- **DATA RECORDS**
=== Begin Enclosure ===

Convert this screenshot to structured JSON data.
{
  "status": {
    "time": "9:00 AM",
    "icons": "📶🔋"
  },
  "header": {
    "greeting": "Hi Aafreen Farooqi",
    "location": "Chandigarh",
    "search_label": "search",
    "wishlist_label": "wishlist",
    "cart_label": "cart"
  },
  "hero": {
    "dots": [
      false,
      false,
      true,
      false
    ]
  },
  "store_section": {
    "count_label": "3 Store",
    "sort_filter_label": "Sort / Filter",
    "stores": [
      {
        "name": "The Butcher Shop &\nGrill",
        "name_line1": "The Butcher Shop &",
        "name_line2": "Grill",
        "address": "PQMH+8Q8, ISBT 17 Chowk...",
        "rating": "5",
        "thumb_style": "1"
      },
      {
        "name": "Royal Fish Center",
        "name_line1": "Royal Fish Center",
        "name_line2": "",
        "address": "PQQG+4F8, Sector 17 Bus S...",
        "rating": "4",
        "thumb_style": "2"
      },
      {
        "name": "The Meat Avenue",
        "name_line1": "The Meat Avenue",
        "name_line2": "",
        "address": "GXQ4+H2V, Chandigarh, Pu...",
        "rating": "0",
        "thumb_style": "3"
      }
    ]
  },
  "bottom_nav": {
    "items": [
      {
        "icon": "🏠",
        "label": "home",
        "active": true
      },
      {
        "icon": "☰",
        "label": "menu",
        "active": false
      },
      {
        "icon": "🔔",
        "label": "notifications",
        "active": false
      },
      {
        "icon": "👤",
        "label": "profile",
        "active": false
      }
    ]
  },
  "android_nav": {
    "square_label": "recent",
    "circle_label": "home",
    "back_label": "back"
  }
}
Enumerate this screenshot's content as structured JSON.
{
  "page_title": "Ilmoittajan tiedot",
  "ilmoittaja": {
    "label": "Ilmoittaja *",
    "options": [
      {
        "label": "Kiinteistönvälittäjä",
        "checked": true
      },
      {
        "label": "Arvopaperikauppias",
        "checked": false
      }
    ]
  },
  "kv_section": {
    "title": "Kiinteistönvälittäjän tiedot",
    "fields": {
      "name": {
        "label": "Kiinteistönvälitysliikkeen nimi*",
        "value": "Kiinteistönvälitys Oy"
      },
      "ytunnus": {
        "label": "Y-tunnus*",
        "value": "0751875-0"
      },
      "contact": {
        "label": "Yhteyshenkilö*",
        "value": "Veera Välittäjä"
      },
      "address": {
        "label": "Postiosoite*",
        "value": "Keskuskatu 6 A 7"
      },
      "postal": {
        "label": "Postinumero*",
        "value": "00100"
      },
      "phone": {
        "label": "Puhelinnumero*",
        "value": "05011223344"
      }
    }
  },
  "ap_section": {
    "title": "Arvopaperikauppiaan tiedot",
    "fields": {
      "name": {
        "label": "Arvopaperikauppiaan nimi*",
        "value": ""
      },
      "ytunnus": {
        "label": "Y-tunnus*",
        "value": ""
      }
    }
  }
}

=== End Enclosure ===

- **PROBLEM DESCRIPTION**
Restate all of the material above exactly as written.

- **EXERCISE SOLUTION**
Convert this screenshot to structured JSON data.
{
  "status": {
    "time": "9:00 AM",
    "icons": "📶🔋"
  },
  "header": {
    "greeting": "Hi Aafreen Farooqi",
    "location": "Chandigarh",
    "search_label": "search",
    "wishlist_label": "wishlist",
    "cart_label": "cart"
  },
  "hero": {
    "dots": [
      false,
      false,
      true,
      false
    ]
  },
  "store_section": {
    "count_label": "3 Store",
    "sort_filter_label": "Sort / Filter",
    "stores": [
      {
        "name": "The Butcher Shop &\nGrill",
        "name_line1": "The Butcher Shop &",
        "name_line2": "Grill",
        "address": "PQMH+8Q8, ISBT 17 Chowk...",
        "rating": "5",
        "thumb_style": "1"
      },
      {
        "name": "Royal Fish Center",
        "name_line1": "Royal Fish Center",
        "name_line2": "",
        "address": "PQQG+4F8, Sector 17 Bus S...",
        "rating": "4",
        "thumb_style": "2"
      },
      {
        "name": "The Meat Avenue",
        "name_line1": "The Meat Avenue",
        "name_line2": "",
        "address": "GXQ4+H2V, Chandigarh, Pu...",
        "rating": "0",
        "thumb_style": "3"
      }
    ]
  },
  "bottom_nav": {
    "items": [
      {
        "icon": "🏠",
        "label": "home",
        "active": true
      },
      {
        "icon": "☰",
        "label": "menu",
        "active": false
      },
      {
        "icon": "🔔",
        "label": "notifications",
        "active": false
      },
      {
        "icon": "👤",
        "label": "profile",
        "active": false
      }
    ]
  },
  "android_nav": {
    "square_label": "recent",
    "circle_label": "home",
    "back_label": "back"
  }
}
Enumerate this screenshot's content as structured JSON.
{
  "page_title": "Ilmoittajan tiedot",
  "ilmoittaja": {
    "label": "Ilmoittaja *",
    "options": [
      {
        "label": "Kiinteistönvälittäjä",
        "checked": true
      },
      {
        "label": "Arvopaperikauppias",
        "checked": false
      }
    ]
  },
  "kv_section": {
    "title": "Kiinteistönvälittäjän tiedot",
    "fields": {
      "name": {
        "label": "Kiinteistönvälitysliikkeen nimi*",
        "value": "Kiinteistönvälitys Oy"
      },
      "ytunnus": {
        "label": "Y-tunnus*",
        "value": "0751875-0"
      },
      "contact": {
        "label": "Yhteyshenkilö*",
        "value": "Veera Välittäjä"
      },
      "address": {
        "label": "Postiosoite*",
        "value": "Keskuskatu 6 A 7"
      },
      "postal": {
        "label": "Postinumero*",
        "value": "00100"
      },
      "phone": {
        "label": "Puhelinnumero*",
        "value": "05011223344"
      }
    }
  },
  "ap_section": {
    "title": "Arvopaperikauppiaan tiedot",
    "fields": {
      "name": {
        "label": "Arvopaperikauppiaan nimi*",
        "value": ""
      },
      "ytunnus": {
        "label": "Y-tunnus*",
        "value": ""
      }
    }
  }
}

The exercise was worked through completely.